Soldiers from the Joint Security Forces, led by an officer, stormed the offices of Asharq satellite channel in Khartoum yesterday and confiscated the channel’s camera and disconnected the Internet connections from the office after they photographed the identity cards of two women journalists working for the channel.
Asharq TV correspondent Sali Osman said in a live broadcast that the authorities prevented her from continuing the live reporting in the main news studio on the roof of the Kuwaiti Building opposite the Mak Nimir Bridge between central Khartoum and Khartoum North – which is renamed the ‘Container Bridge’ since the authorities placed shipping containers to prevent demonstrators from Khartoum North from reaching Khartoum and heading towards the Republican Palace.
The joint security forces severely beat journalists of the Al Arabiya and Al Hadath satellite channels Lina Yagoub and Nizar Bagdawi during the storming of the joint offices of the channels, where the soldiers destroyed the devices, including the live broadcast device (SNG) and stole the mobile of Bagdawi.
Yesterday, Al Arabiya and Al Hadath channels showed a video documenting the security forces’ storming of its offices in Khartoum, firing gas bombs inside the offices, beating Yagoub and Bagdawi, and the rest of the staff, and destroying broadcast equipment and cameras.
The security forces, with heavy tear gas, fired at the journalists working for the Sky News Arabia channel, who were broadcasting from the rooftops of the Kuwaiti building as well.

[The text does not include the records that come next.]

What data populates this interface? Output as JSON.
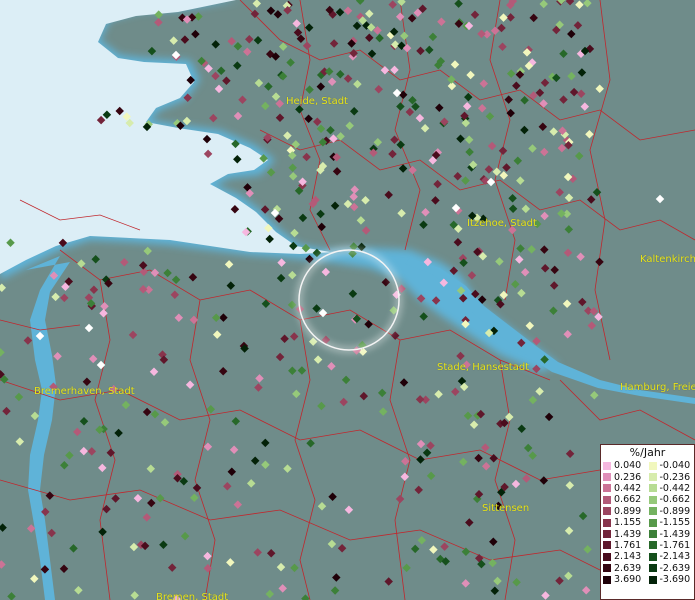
{
  "places": [
    {
      "name": "Heide, Stadt"
    },
    {
      "name": "Itzehoe, Stadt"
    },
    {
      "name": "Kaltenkirch"
    },
    {
      "name": "Stade, Hansestadt"
    },
    {
      "name": "Bremerhaven, Stadt"
    },
    {
      "name": "Hamburg, Freie"
    },
    {
      "name": "Sittensen"
    },
    {
      "name": "Bremen, Stadt"
    }
  ],
  "legend": {
    "title": "%/Jahr",
    "positive": [
      {
        "label": "0.040",
        "color": "#f6b7df"
      },
      {
        "label": "0.236",
        "color": "#e08fb8"
      },
      {
        "label": "0.442",
        "color": "#cc7396"
      },
      {
        "label": "0.662",
        "color": "#b35a78"
      },
      {
        "label": "0.899",
        "color": "#9c4560"
      },
      {
        "label": "1.155",
        "color": "#88344c"
      },
      {
        "label": "1.439",
        "color": "#73243a"
      },
      {
        "label": "1.761",
        "color": "#5f172b"
      },
      {
        "label": "2.143",
        "color": "#4a0c1d"
      },
      {
        "label": "2.639",
        "color": "#360511"
      },
      {
        "label": "3.690",
        "color": "#1f0008"
      }
    ],
    "negative": [
      {
        "label": "-0.040",
        "color": "#f1f7bd"
      },
      {
        "label": "-0.236",
        "color": "#d7ecad"
      },
      {
        "label": "-0.442",
        "color": "#b7dc93"
      },
      {
        "label": "-0.662",
        "color": "#96c97a"
      },
      {
        "label": "-0.899",
        "color": "#74b260"
      },
      {
        "label": "-1.155",
        "color": "#57994a"
      },
      {
        "label": "-1.439",
        "color": "#3c8038"
      },
      {
        "label": "-1.761",
        "color": "#276829"
      },
      {
        "label": "-2.143",
        "color": "#15501c"
      },
      {
        "label": "-2.639",
        "color": "#0a3a12"
      },
      {
        "label": "-3.690",
        "color": "#032208"
      }
    ]
  },
  "colors": {
    "land": "#6f8c8a",
    "sea": "#dceef6",
    "water": "#5fb3d8",
    "borders": "#c0272d",
    "label": "#e8e41a",
    "selection": "#ffffff",
    "no_data": "#ffffff"
  }
}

The tear gas caused some Sky News journalists to suffocate in the Kuwaiti building in Khartoum.
In addition, the security forces detained Mutawakil Eisa (nicknamed Kola), photojournalist for Al Hurra and Russia Today channels, during his coverage of the demonstrations on Thursday, December 30, in Khartoum.
The forces severely beat the photojournalist, confiscated his cameras and phone, shaved off parts of his hair, and threw him near the Grand Mosque in central Khartoum. The mosque’s muezzin found him lying on the ground, with bear chest and unable to move. The muezzin dressed him and handed him to the guards of the nearby Gold Building, who in turn called his fellow journalists. A medical check confirmed six fractures in his hands.
The US Embassy in Sudan yesterday condemned the killing of at least four demonstrators and the injury of dozens during the demonstrations and the violent attacks launched by the Sudanese security services on the media and journalists, and the US embassy urged the Sudanese authorities to protect the freedom of the press.